How do you feel this compares to NY?
You know I used to live in NY and I love it so much. For me, I used to think it was such an incredible city to create. But now I no longer think that because it’s a city that makes you need to do more more more, and work work work, and make money make money. It’s so expensive for a starving artist to come to and create. So in that way, I think that there are other places that I go to where I feel that there is this spontaneous idea of musical creation, fashion, and art. But I do see the idea of discipline in NY, the idea of making an idea happen, the idea doesn’t get created in NY but it can happen in NY, at least for me.

In previous seasons you’ve shown the collection to buyers early, and offered the collection or parts of it available for purchase the day of the show, are you continuing that strategy?

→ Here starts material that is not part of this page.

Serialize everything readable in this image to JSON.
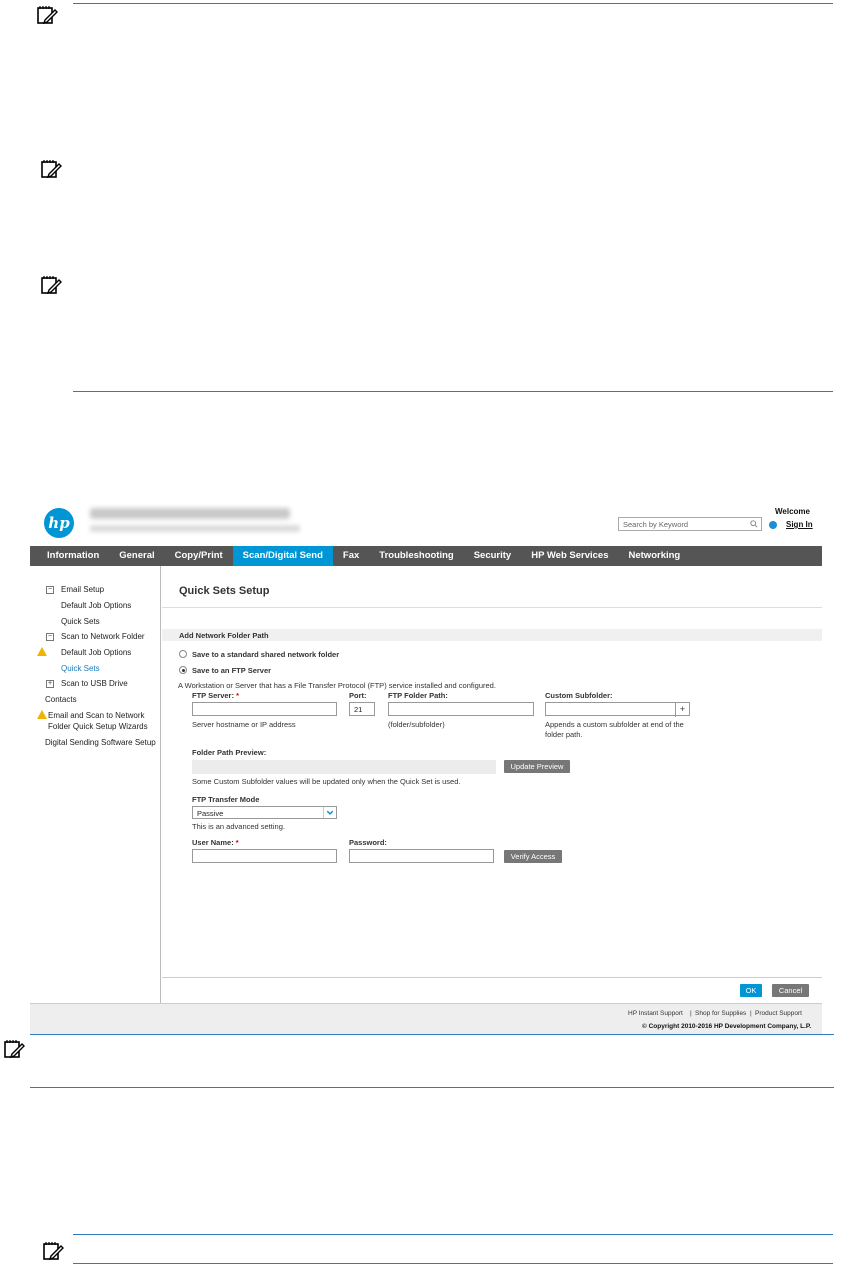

I am continuing that but it is a strategy that I have to be honest is not the easiest strategy to accomplish all the time, because it’s not just up to me, the fabric has to be on time, the factory has to understand it, you have to deliver on time. So it’s still challenging and not all of the collection is available after the show – some pieces are, some pieces arrive one month, some after two months. But I never though of it as something that needed to be so immediate, I just thought of it as something that needed to be desirable and attainable within two months after the show, but not six. This was not about fast pace, and I think that’s one thing that was misunderstood, because it wasn’t about being so quick. I felt that way, it was more about a certain sense of immediacy.

Your runway is always very on point with a mix of favorite top models like Hanne Gaby and some of the most in demand new faces. What’s your approach to casting?

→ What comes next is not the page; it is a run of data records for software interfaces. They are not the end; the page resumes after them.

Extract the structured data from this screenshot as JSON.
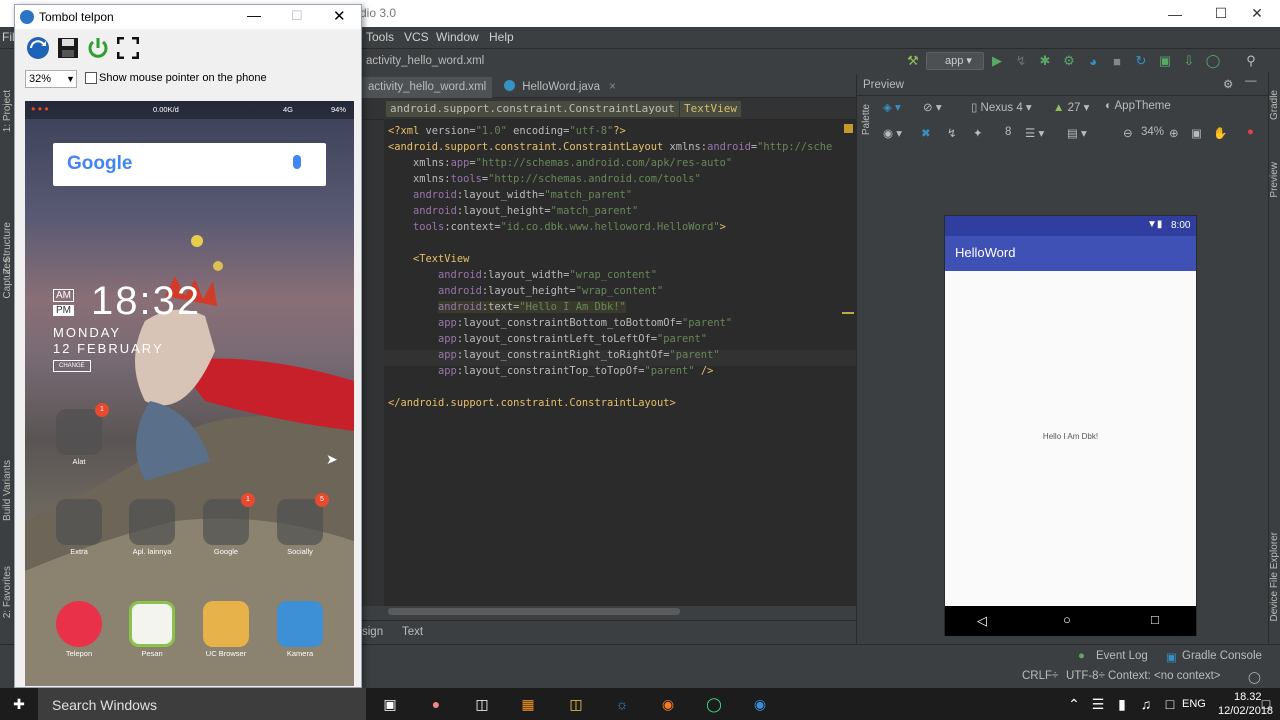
{
  "ide": {
    "title_fragment": "dio 3.0",
    "menu": [
      "Tools",
      "VCS",
      "Window",
      "Help"
    ],
    "menu_left_fragment": "Fil",
    "nav_crumb": "activity_hello_word.xml",
    "run_config": "app",
    "tabs": [
      {
        "label": "activity_hello_word.xml",
        "close": "×"
      },
      {
        "label": "HelloWord.java",
        "close": "×"
      }
    ],
    "crumbs": [
      "android.support.constraint.ConstraintLayout",
      "TextView"
    ],
    "bottom_tabs": [
      "sign",
      "Text"
    ],
    "left_tools": [
      "1: Project",
      "Z: Structure",
      "Captures",
      "Build Variants",
      "2: Favorites"
    ],
    "right_tools": [
      "Gradle",
      "Preview",
      "Device File Explorer"
    ],
    "preview": {
      "title": "Preview",
      "palette_label": "Palette",
      "device": "Nexus 4",
      "api": "27",
      "theme": "AppTheme",
      "zoom": "34%",
      "margin": "8",
      "app_name": "HelloWord",
      "time": "8:00",
      "hello_text": "Hello I Am Dbk!"
    },
    "status": {
      "event_log": "Event Log",
      "gradle_console": "Gradle Console",
      "crlf": "CRLF÷",
      "encoding": "UTF-8÷",
      "context": "Context: <no context>"
    }
  },
  "tombol": {
    "title": "Tombol telpon",
    "zoom": "32%",
    "mouse_pointer_label": "Show mouse pointer on the phone",
    "phone": {
      "status_speed": "0.00K/d",
      "status_net": "4G",
      "status_battery": "94%",
      "google": "Google",
      "ampm": [
        "AM",
        "PM"
      ],
      "time": "18:32",
      "day": "MONDAY",
      "date": "12 FEBRUARY",
      "change": "CHANGE",
      "apps_row1": [
        {
          "label": "Alat",
          "badge": "1"
        }
      ],
      "apps_row2": [
        {
          "label": "Extra",
          "badge": ""
        },
        {
          "label": "Apl. lainnya",
          "badge": ""
        },
        {
          "label": "Google",
          "badge": "1"
        },
        {
          "label": "Socially",
          "badge": "5"
        }
      ],
      "dock": [
        "Telepon",
        "Pesan",
        "UC Browser",
        "Kamera"
      ]
    }
  },
  "taskbar": {
    "search": "Search Windows",
    "lang": "ENG",
    "time": "18.32",
    "date": "12/02/2018"
  }
}
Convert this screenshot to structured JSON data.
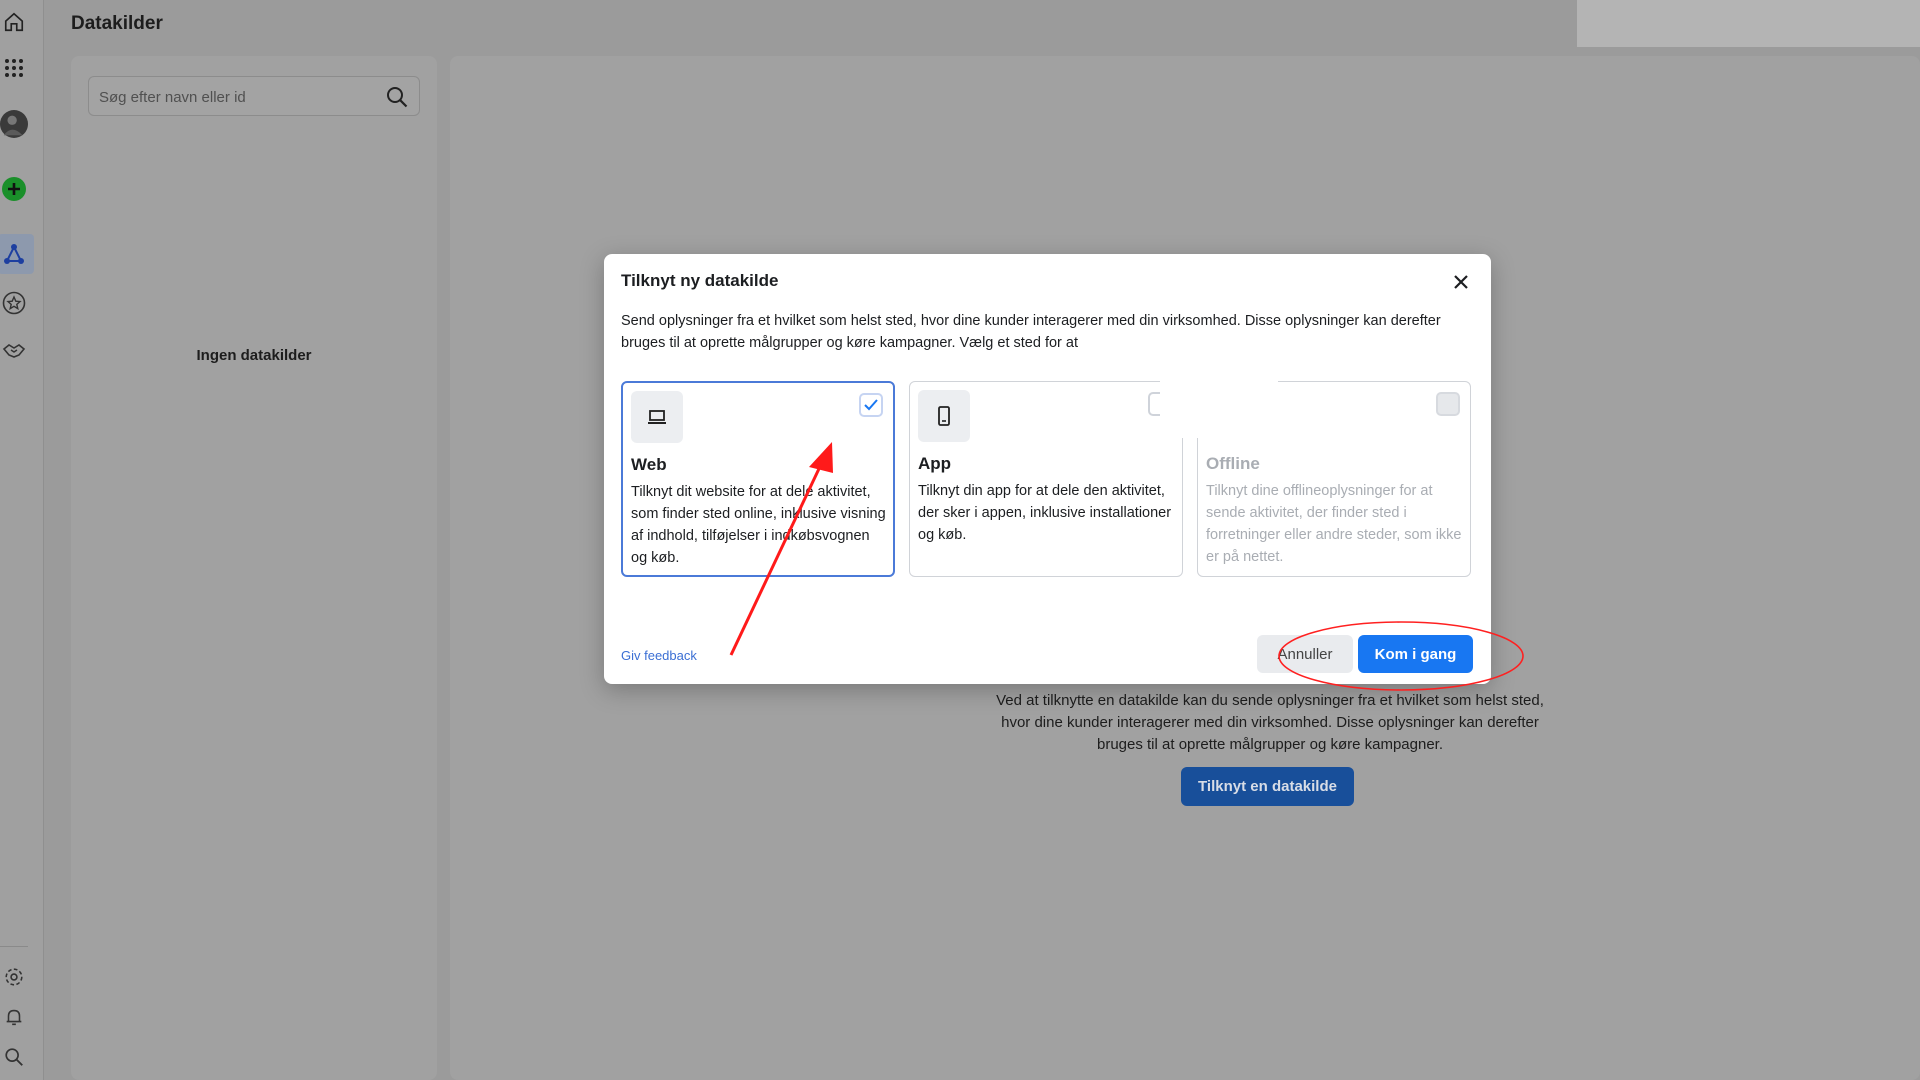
{
  "page": {
    "title": "Datakilder"
  },
  "sidebar": {
    "icons": [
      {
        "name": "home-icon"
      },
      {
        "name": "apps-grid-icon"
      },
      {
        "name": "avatar"
      },
      {
        "name": "add-icon"
      },
      {
        "name": "data-sources-icon"
      },
      {
        "name": "star-icon"
      },
      {
        "name": "handshake-icon"
      },
      {
        "name": "settings-icon"
      },
      {
        "name": "notifications-icon"
      },
      {
        "name": "search-icon"
      }
    ]
  },
  "left_panel": {
    "search_placeholder": "Søg efter navn eller id",
    "empty_label": "Ingen datakilder"
  },
  "main": {
    "description": "Ved at tilknytte en datakilde kan du sende oplysninger fra et hvilket som helst sted, hvor dine kunder interagerer med din virksomhed. Disse oplysninger kan derefter bruges til at oprette målgrupper og køre kampagner.",
    "cta_label": "Tilknyt en datakilde"
  },
  "modal": {
    "title": "Tilknyt ny datakilde",
    "description": "Send oplysninger fra et hvilket som helst sted, hvor dine kunder interagerer med din virksomhed. Disse oplysninger kan derefter bruges til at oprette målgrupper og køre kampagner. Vælg et sted for at",
    "options": [
      {
        "title": "Web",
        "description": "Tilknyt dit website for at dele aktivitet, som finder sted online, inklusive visning af indhold, tilføjelser i indkøbsvognen og køb.",
        "selected": true,
        "icon": "laptop-icon"
      },
      {
        "title": "App",
        "description": "Tilknyt din app for at dele den aktivitet, der sker i appen, inklusive installationer og køb.",
        "selected": false,
        "icon": "mobile-icon"
      },
      {
        "title": "Offline",
        "description": "Tilknyt dine offlineoplysninger for at sende aktivitet, der finder sted i forretninger eller andre steder, som ikke er på nettet.",
        "selected": false,
        "disabled": true,
        "icon": "store-icon"
      }
    ],
    "feedback_label": "Giv feedback",
    "cancel_label": "Annuller",
    "primary_label": "Kom i gang"
  },
  "colors": {
    "primary": "#1877f2",
    "selected_border": "#4b7ad8",
    "annotation": "#ff0000",
    "add_green": "#1a8f2a"
  }
}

For me it’s always about diversity and it’s about characters. I like to feel like a girl is telling a story and I need it to feel a bit cinematic in the way that we tell it. I love to set the order of the show, and to cast girls into groups. Sometimes it works and sometimes it doesn’t, but you know there’s certain styles of girls I group into sections of the show, there’s the latin girls, and then there’s the quirky girls, and the beautiful black girls, and this gorgeous romantic blond girl, and then I group them and I tell the story like that and they speak to each other somehow. That’s how I do it. This season we’re doing a very character driven casting, every girl that we booked has been very geared towards telling the story of the collection and how they kind of speak to each other. I love that part of casting.

Related Posts: